“In recent weeks, we’ve heard terrifying accounts from Chechnya of gay and bisexual men being taken from their homes and families, tortured, and even killed,” Clinton said. “And when government authorities were confronted with these reports, their response was chilling. They said you cannot arrest or repress people who do not exist. The United States government, yes this government, should demand an end to the persecution of innocent people across the world.”

The enormity of the threats posed by the Trump administration, Clinton seemed to acknowledge, can at times be overwhelming.

“When you feel a little down, when a good friend or loved one says, ‘Quit yelling at the television set,’ just remember, we need to resist, insist, persist, and enlist and make sure our voices are heard,” she said toward the close of her 15-minute remarks.

“Keep fighting together side by side for equality, and we’re going to make sure that nobody turns the clock back on what we have achieved as Americans.”

First and foremost on the agenda, Clinton reminded the crowd, are the 2018 midterm elections.

“We can never stop fighting,” she said. “We need to dedicate these next years, the next two years, the next four years, and beyond to supporting people and organizations that are advocating for the best of American values around the world, here at home, and we also have to win elections to make it clear where our country stands.”

With her audience repeatedly cheering her insistence they stay engaged, Clinton said, “I know this is a little like preaching to the choir. But that’s okay, I love standing ovations.”

But if the Center crowd rained love on Clinton, she in turn took care to praise the Center, noting its role as birthplace of ACT UP and recalling a tour there last year where she discovered a “beautiful welcoming space… a hub for LGBT rights in New York City — but more than that, a beacon of hope, a refuge for lesbian, gay, bisexual, and transgender people in every corner of our country.”

Clinton also praised Center executive director Glennda Testone’s announcement at the dinner that it is launching a new “advocacy and mobilization program” to allow it “at a moment’s notice to inform and mobilize” the community on critical issues, an effort currently in the planning stage and about which more details will be available by June.

“This is the right step,” Clinton said of the new initiative. “This is absolutely essential that you do this.”

When she announced the new program earlier in the dinner, Testone told the crowd that three donors had each issued $25,000 matching challenge grants.
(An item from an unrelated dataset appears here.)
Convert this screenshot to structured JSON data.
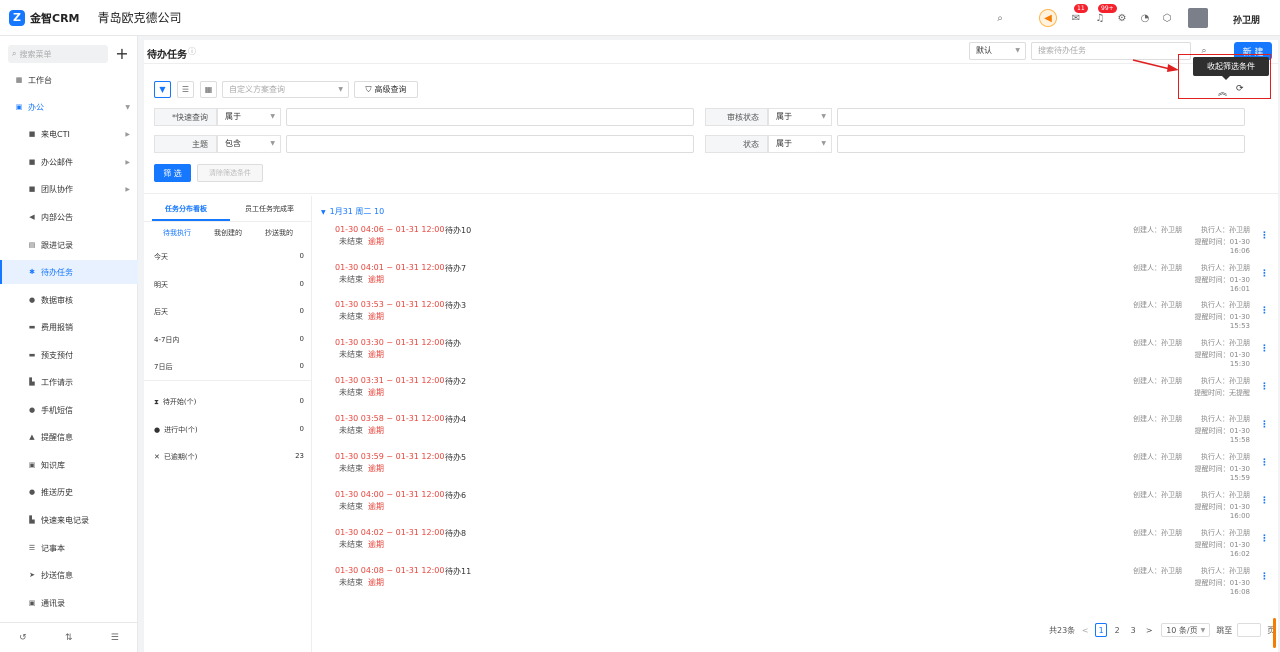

Four more donors in the crowd immediately pledged $25,000 each — more than enough to redeem the challenge grants. Testone also elicited donor commitments from the crowd on hand for more than $100,000 to support the Center’s internship program and $15,000 to fund its free legal clinic evenings.

In her remarks, Testone argued that while the gains the community has made may be “fragile” given the new political climate, LGBTQ people themselves are “not fragile,” but are instead ready to “resist.”

All told, the event raised at least $1.75 million.